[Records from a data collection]
=== Begin Enclosure ===

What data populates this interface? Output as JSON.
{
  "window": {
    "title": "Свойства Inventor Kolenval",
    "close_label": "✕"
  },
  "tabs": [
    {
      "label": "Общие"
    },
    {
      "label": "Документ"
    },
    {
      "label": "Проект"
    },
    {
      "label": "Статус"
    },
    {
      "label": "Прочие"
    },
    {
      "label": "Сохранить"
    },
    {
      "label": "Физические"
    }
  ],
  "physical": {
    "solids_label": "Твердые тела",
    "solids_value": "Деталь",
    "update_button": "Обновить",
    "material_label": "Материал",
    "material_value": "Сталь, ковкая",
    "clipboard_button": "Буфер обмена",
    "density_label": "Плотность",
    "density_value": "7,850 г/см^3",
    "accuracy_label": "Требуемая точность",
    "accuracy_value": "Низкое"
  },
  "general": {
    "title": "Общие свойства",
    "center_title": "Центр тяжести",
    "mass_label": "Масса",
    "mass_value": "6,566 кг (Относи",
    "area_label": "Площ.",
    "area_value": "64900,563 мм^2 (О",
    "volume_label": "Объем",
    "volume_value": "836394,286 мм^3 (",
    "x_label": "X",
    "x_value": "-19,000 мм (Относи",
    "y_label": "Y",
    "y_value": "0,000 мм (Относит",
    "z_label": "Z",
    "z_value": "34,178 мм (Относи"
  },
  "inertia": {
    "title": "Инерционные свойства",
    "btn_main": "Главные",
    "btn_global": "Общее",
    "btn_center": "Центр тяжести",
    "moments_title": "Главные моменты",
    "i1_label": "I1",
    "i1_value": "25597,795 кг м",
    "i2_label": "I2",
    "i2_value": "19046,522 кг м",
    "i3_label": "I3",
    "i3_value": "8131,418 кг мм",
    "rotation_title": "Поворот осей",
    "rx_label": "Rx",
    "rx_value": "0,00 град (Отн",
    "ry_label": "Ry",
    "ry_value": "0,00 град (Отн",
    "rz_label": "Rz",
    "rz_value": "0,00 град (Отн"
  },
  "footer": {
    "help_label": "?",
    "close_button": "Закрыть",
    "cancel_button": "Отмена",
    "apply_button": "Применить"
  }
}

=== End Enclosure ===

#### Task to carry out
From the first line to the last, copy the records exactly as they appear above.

#### Expected output
What data populates this interface? Output as JSON.
{
  "window": {
    "title": "Свойства Inventor Kolenval",
    "close_label": "✕"
  },
  "tabs": [
    {
      "label": "Общие"
    },
    {
      "label": "Документ"
    },
    {
      "label": "Проект"
    },
    {
      "label": "Статус"
    },
    {
      "label": "Прочие"
    },
    {
      "label": "Сохранить"
    },
    {
      "label": "Физические"
    }
  ],
  "physical": {
    "solids_label": "Твердые тела",
    "solids_value": "Деталь",
    "update_button": "Обновить",
    "material_label": "Материал",
    "material_value": "Сталь, ковкая",
    "clipboard_button": "Буфер обмена",
    "density_label": "Плотность",
    "density_value": "7,850 г/см^3",
    "accuracy_label": "Требуемая точность",
    "accuracy_value": "Низкое"
  },
  "general": {
    "title": "Общие свойства",
    "center_title": "Центр тяжести",
    "mass_label": "Масса",
    "mass_value": "6,566 кг (Относи",
    "area_label": "Площ.",
    "area_value": "64900,563 мм^2 (О",
    "volume_label": "Объем",
    "volume_value": "836394,286 мм^3 (",
    "x_label": "X",
    "x_value": "-19,000 мм (Относи",
    "y_label": "Y",
    "y_value": "0,000 мм (Относит",
    "z_label": "Z",
    "z_value": "34,178 мм (Относи"
  },
  "inertia": {
    "title": "Инерционные свойства",
    "btn_main": "Главные",
    "btn_global": "Общее",
    "btn_center": "Центр тяжести",
    "moments_title": "Главные моменты",
    "i1_label": "I1",
    "i1_value": "25597,795 кг м",
    "i2_label": "I2",
    "i2_value": "19046,522 кг м",
    "i3_label": "I3",
    "i3_value": "8131,418 кг мм",
    "rotation_title": "Поворот осей",
    "rx_label": "Rx",
    "rx_value": "0,00 град (Отн",
    "ry_label": "Ry",
    "ry_value": "0,00 град (Отн",
    "rz_label": "Rz",
    "rz_value": "0,00 град (Отн"
  },
  "footer": {
    "help_label": "?",
    "close_button": "Закрыть",
    "cancel_button": "Отмена",
    "apply_button": "Применить"
  }
}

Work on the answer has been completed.